Help End Sexual Violence Worldwide
In the words of Special Envoy for the UN High Commissioner for Refugees (Angelina Jolie): “Stop seeing rape as an inevitable byproduct of war and blame the rapists, not the victims. It is a myth that rape is an inevitable part of conflict. There is nothing inevitable about it. It is a weapon of war aimed at civilians. It is nothing to do with sex, everything to do with power. It is done to torture and humiliate people, and often to very young children. We must send a message around the world that there is no disgrace in being a survivor of sexual violence, that the shame is on the aggressor.”
Women's Rights Worldwide - have a look and if you can help crowdsourcing data.
Women for Women International
Excellent organization helping women survivors of war rebuild their lives. Sponsor a sister if you can. Thank you.
Eve Ensler- One Billion Campaign
A global campaign to end violence against women, rise for justice and promote gender equality. Help this worthwhile cause if you can. Thank you.
One Billion Rising film
A short film by Eve Ensler & Tony Stroebel to end violence
against women. Caution: may be upsetting viewing!
Learn The ‘Break the Chain’ theme song
A Eulogy to the NHS
What happened to the world my generation built?
A powerful and important article about our right to free access to health care! I thank my dear colleague
Dr. Sunil Kaul (theant.org) for drawing our attention to it.
Family under the microscope: Yoga is great for children and adults and it could save the NHS a fortune
- find out why yoga during pregnancy is not only good for you but can save the NHS money.
Mobile health care & training for remote living communities run by Bayaka (Pygmy) hunter-gatherers.
Publications & Films
Massana: Moments in Yaka Play and Ritual - by Ingrid, Jerome & Nico Lewis
Massana is a film about Yaka Pygmy forest hunter-gatherer's ritual and play. It was filmed in 1996 with the Mbendjele clans of Ibamaba, Republic of Congo. Massana is a Yaka word used to describe children's games, role-play and adult ritual. The activity of massana is based on the idea that by intention you can make things happen. So, for example, girls pretending to dig for yams will become expert yam gatherers and boys imitating animals and hunters will become expert hunters. Adult ritual stretches exactly this power of intention to its outer limits. The film explores in 6 sequences how massana is taught, practised and finally performed. The film shows aspects of everyday life and subsistence; children's games and role-play; gendered forms of ritual participation; the women's ritual of Ngoku and the men's most powerful forest spirit Ejengi - whose successful appearance in the camp demands perfect synergy between male and female ritual performance. Successful massana requires unified participation. During massana opposition and interdependence unify men and women in creative tension. The result is an increasing aesthetic and spiritual synergy.
I hope this film can contribute to begin to understand some of the elements central to egalitarian relationships.

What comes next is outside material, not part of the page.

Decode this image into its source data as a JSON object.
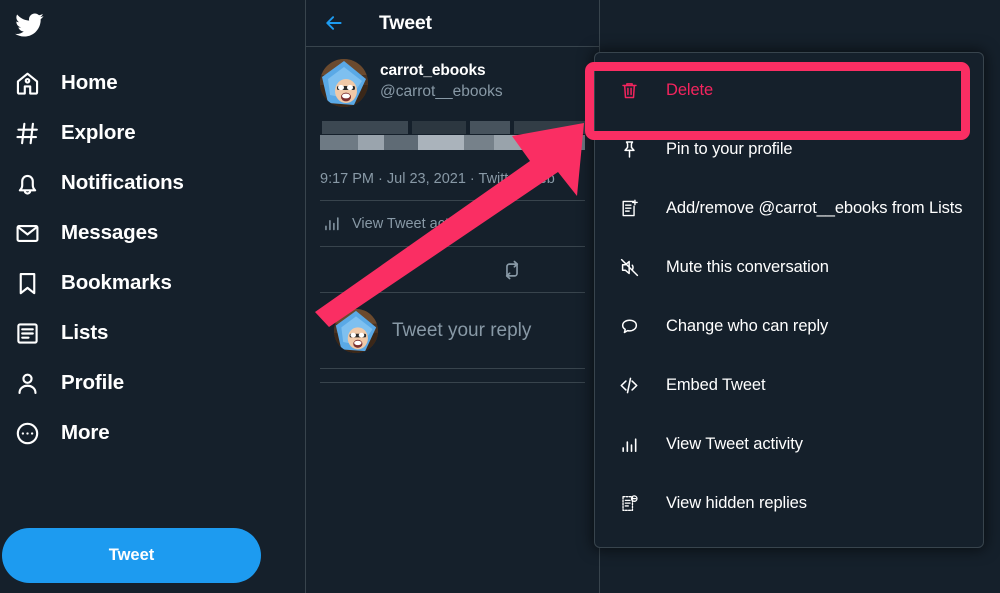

It is vital to re-establish such relationships if we are to change the way we live in today's world. Now for sale
"Today I read a story about an anthropologist who proposed a game to children in an African tribe. He put a basket full of fruit near a tree and told them that who ever got there first won the sweet fruits. When he told them to run they all took each otherâ€™s hands and ran together, then sat together enjoying their treats. When he asked them why they had run like that as one could have had all the fruits for himself they said: UBUNTU, how can one of us be happy if all the other ones are sad?" MM